On April 27th, Pottstown events will go beyond talking the talk on saving the planet, and walk the walk as well. The walking starts with the Pottstown Climate March, but continues afterwards at the Pottstown EcoFest. There, vendors will put eco-friendly living into practice. According to Caitlin Mercer, an EcoFest organizer, “my favorite form of activism is teaching by example”.
This year’s EcoFest will focus on wildlife protection. Trash, especially plastic, poses a major problem for wildlife. Animals can choke on, get trapped in, or ingest plastic trash. Recycling provides a temporary solution. EcoFest will provide plenty of recycling bins and information on what can be put in them. In addition, Peace Advocacy Network will accept items not collected curbside, such as small electronics, for processing through TerraCycle. For more information on items they accept, visit www.pottstownecofest.com.

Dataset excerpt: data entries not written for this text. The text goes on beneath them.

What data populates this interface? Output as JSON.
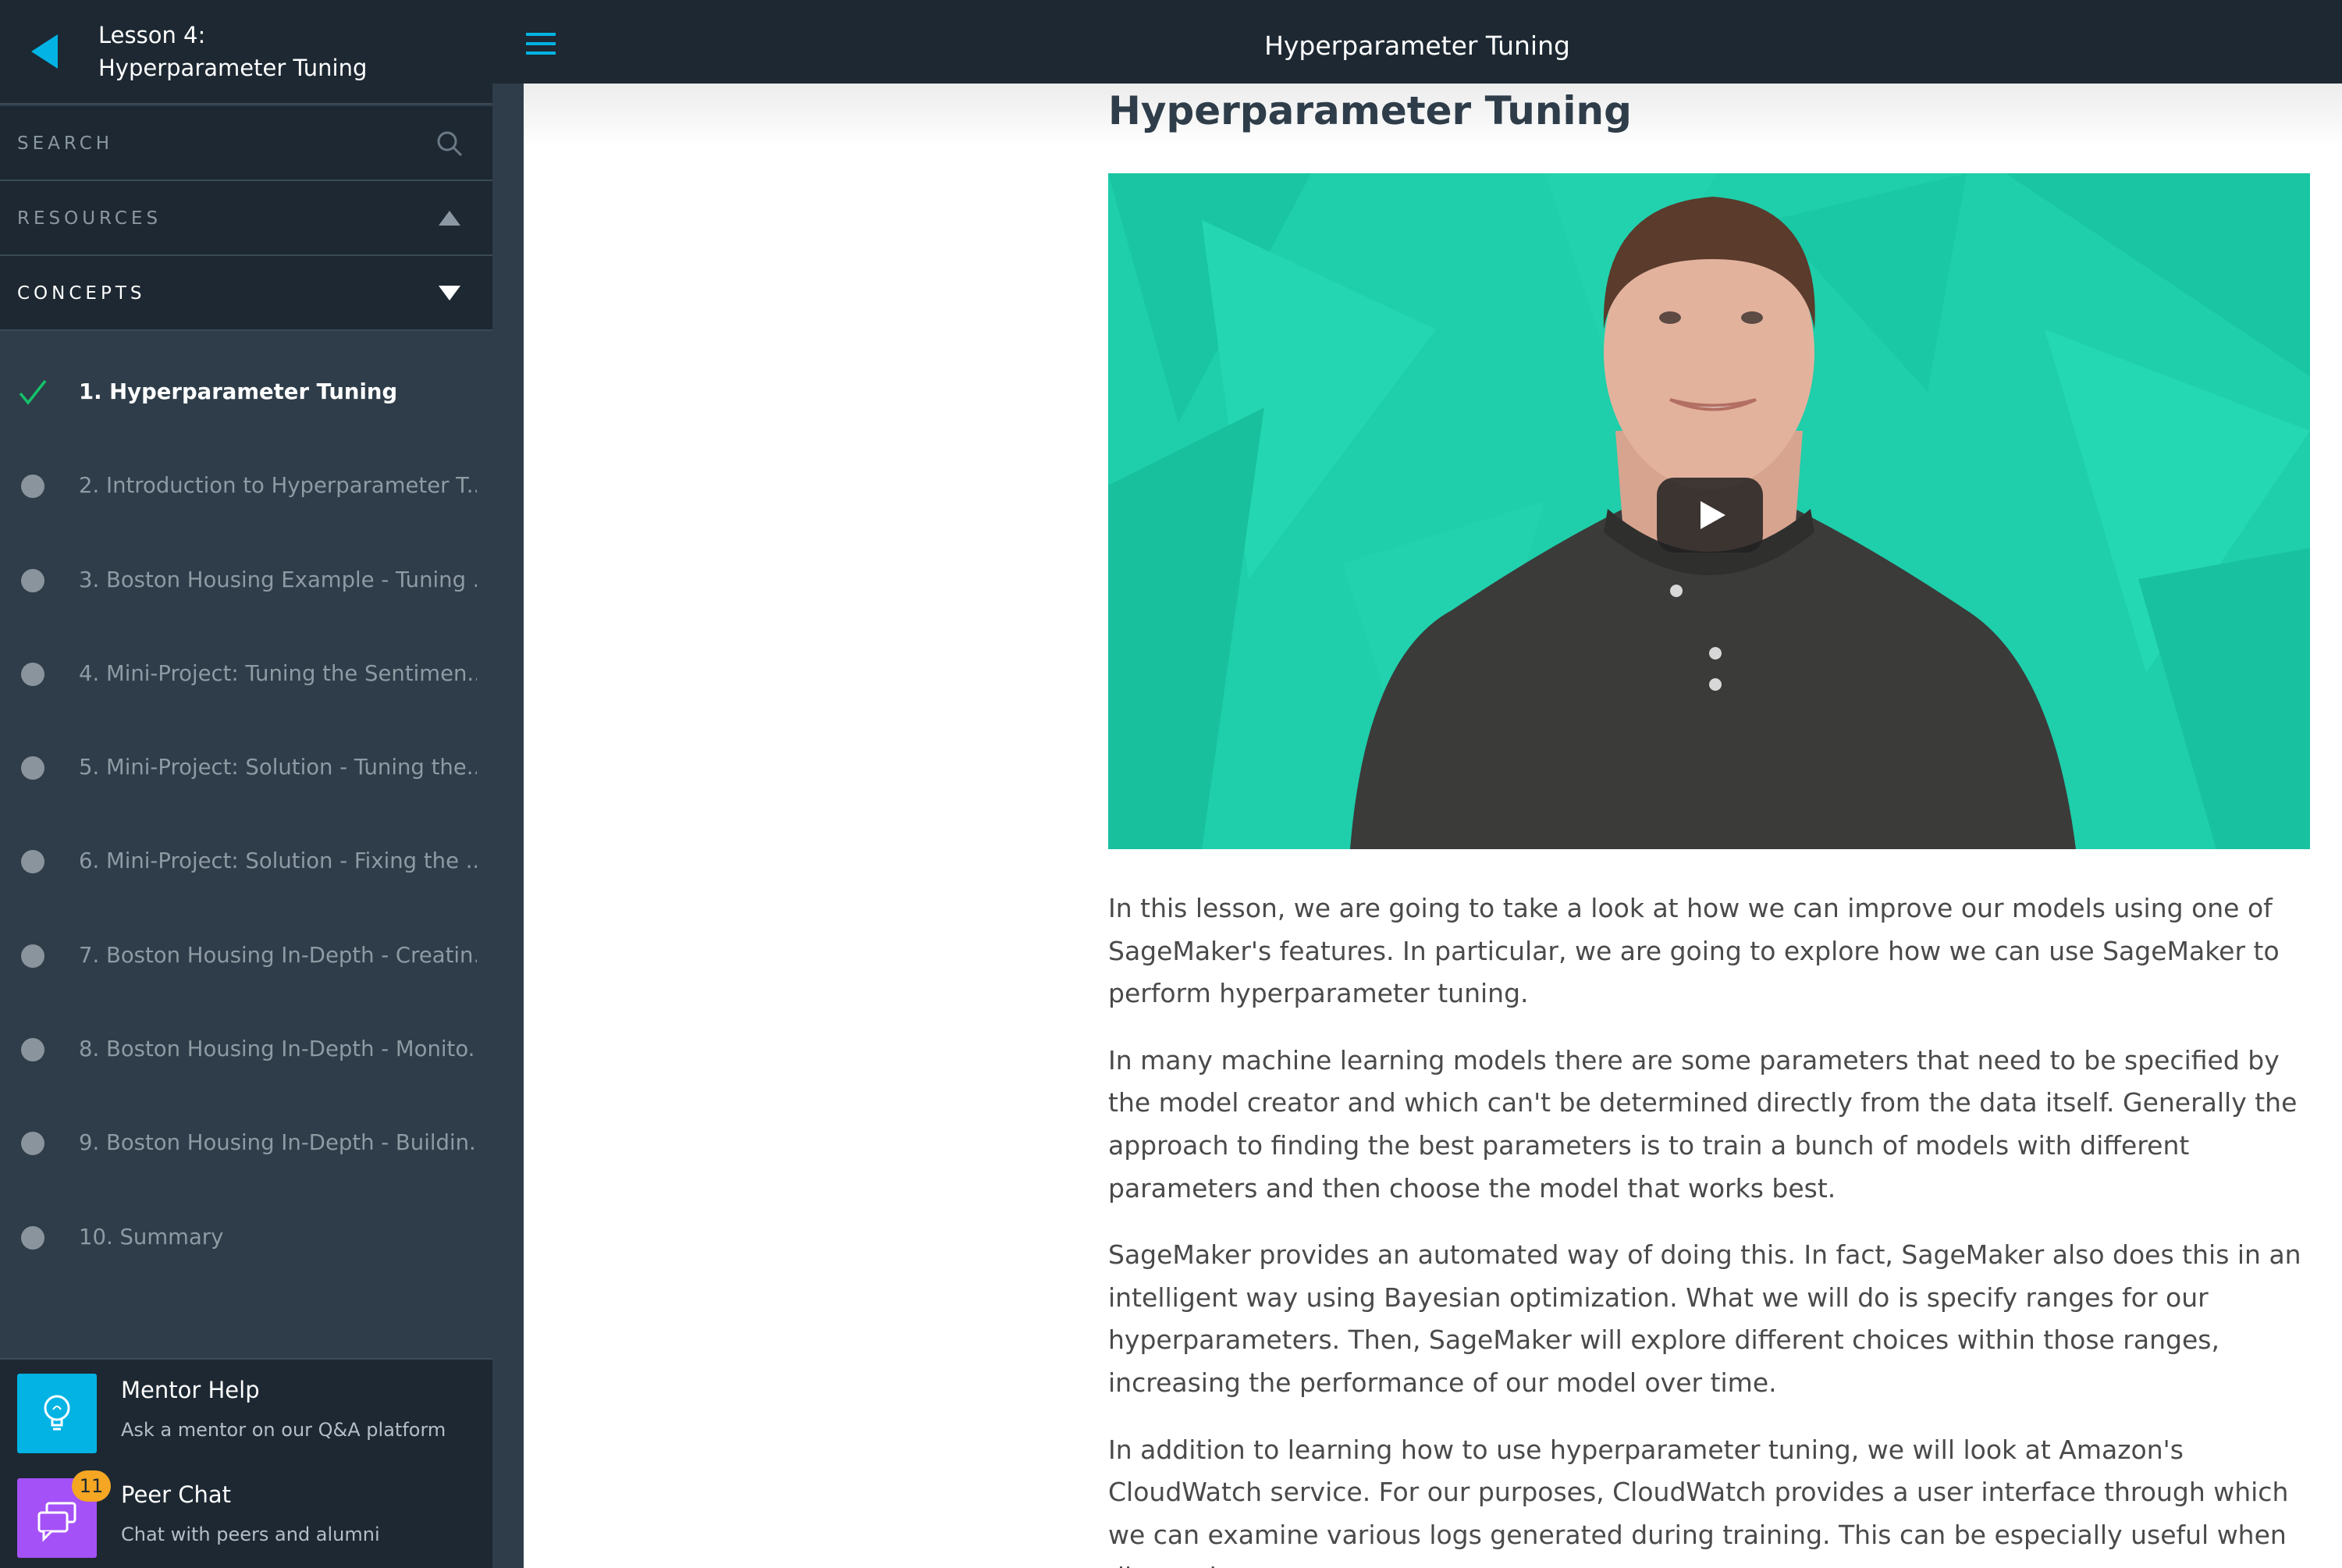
{
  "lesson": {
    "line1": "Lesson 4:",
    "line2": "Hyperparameter Tuning"
  },
  "sidebar": {
    "search_label": "SEARCH",
    "resources_label": "RESOURCES",
    "concepts_label": "CONCEPTS",
    "concepts": [
      {
        "label": "1. Hyperparameter Tuning",
        "state": "completed"
      },
      {
        "label": "2. Introduction to Hyperparameter T...",
        "state": "pending"
      },
      {
        "label": "3. Boston Housing Example - Tuning ...",
        "state": "pending"
      },
      {
        "label": "4. Mini-Project: Tuning the Sentimen...",
        "state": "pending"
      },
      {
        "label": "5. Mini-Project: Solution - Tuning the...",
        "state": "pending"
      },
      {
        "label": "6. Mini-Project: Solution - Fixing the ...",
        "state": "pending"
      },
      {
        "label": "7. Boston Housing In-Depth - Creatin...",
        "state": "pending"
      },
      {
        "label": "8. Boston Housing In-Depth - Monito...",
        "state": "pending"
      },
      {
        "label": "9. Boston Housing In-Depth - Buildin...",
        "state": "pending"
      },
      {
        "label": "10. Summary",
        "state": "pending"
      }
    ]
  },
  "help": {
    "mentor": {
      "title": "Mentor Help",
      "subtitle": "Ask a mentor on our Q&A platform"
    },
    "peer": {
      "title": "Peer Chat",
      "subtitle": "Chat with peers and alumni",
      "badge": "11"
    }
  },
  "topbar": {
    "title": "Hyperparameter Tuning"
  },
  "main": {
    "title": "Hyperparameter Tuning",
    "paragraphs": [
      "In this lesson, we are going to take a look at how we can improve our models using one of SageMaker's features. In particular, we are going to explore how we can use SageMaker to perform hyperparameter tuning.",
      "In many machine learning models there are some parameters that need to be specified by the model creator and which can't be determined directly from the data itself. Generally the approach to finding the best parameters is to train a bunch of models with different parameters and then choose the model that works best.",
      "SageMaker provides an automated way of doing this. In fact, SageMaker also does this in an intelligent way using Bayesian optimization. What we will do is specify ranges for our hyperparameters. Then, SageMaker will explore different choices within those ranges, increasing the performance of our model over time.",
      "In addition to learning how to use hyperparameter tuning, we will look at Amazon's CloudWatch service. For our purposes, CloudWatch provides a user interface through which we can examine various logs generated during training. This can be especially useful when diagnosing errors."
    ]
  },
  "colors": {
    "sidebar_bg": "#2e3d49",
    "sidebar_header_bg": "#1d2832",
    "accent": "#02b3e4",
    "check": "#15c26b",
    "video_bg": "#1fceaa",
    "mentor_icon_bg": "#02b3e4",
    "peer_icon_bg": "#a451f7",
    "badge": "#f5a623"
  }
}
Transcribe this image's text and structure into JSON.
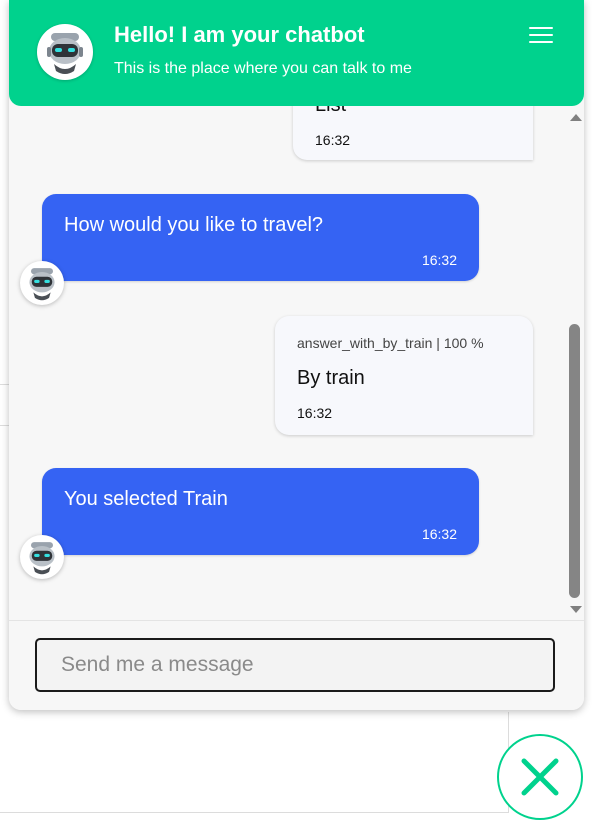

However, making less trash to begin with is what EcoFest aspires to. According to Katay Lezenby, “Virtually everything we use requires raw materials to be extracted from the earth or grown using agriculture. Both destroy places animals live. Then, manufacturing our things causes pollution and greenhouse gases. Wejust really need to use a lot less of everything; that’s what EcoFest willemphasize.”
EcoFest vendors are urged to refrain from giving out or selling single-use plastic and styrofoam and to offer only compostable cutlery and food containers. These will go to a local composting business. Instead of throwaway plastic bottled water, Mobilization for Animals will serve spring water from returnable jugs for people to fill their own bottles and sell reusable cups to those who need them. Attendees can also buy glass straws, bamboo utensils, string bags, and glass storage jars from Community Ecostore, a Phoenixville business that carries resource-saving products.
EcoFest will also showcase one of the most significant actions an individual can take to protect both animals and the planet: plant-based eating. A plant diet uses far less land and water than an omnivore one, and, so, leaves more places for animals to live in the wild. It generates significantly less water pollution,protecting aquatic animals. It saves animals like predators, bison, prairie dogs and wild horses who are exterminated by ranchers. It leaves fish and coral reefs unharmed. And it creates fewer greenhouse gases that cause climate change, the greatest threat to all life.
Local restaurants at EcoFest will sell popular entrees like pizza, Buffalo wings, and baked goods made without meat, eggs or dairy. People will have a chance to taste delicious plant-based dishes and discover local places who offer them.
Pottstown Climate March and Pottstown EcoFest both start at noon; EcoFest ends at 5:00. Marchers will congregate in front of Hill School, 800 E. High Street, and end their walk at EcoFest in Smith Family Plaza Park, 100 E. High Street, Pottstown, PA 19464. For more information, visit: www.pottstownecofest.com or www.facebook.com/PottstownEcoFest/ or email Mfavent@gmail.com.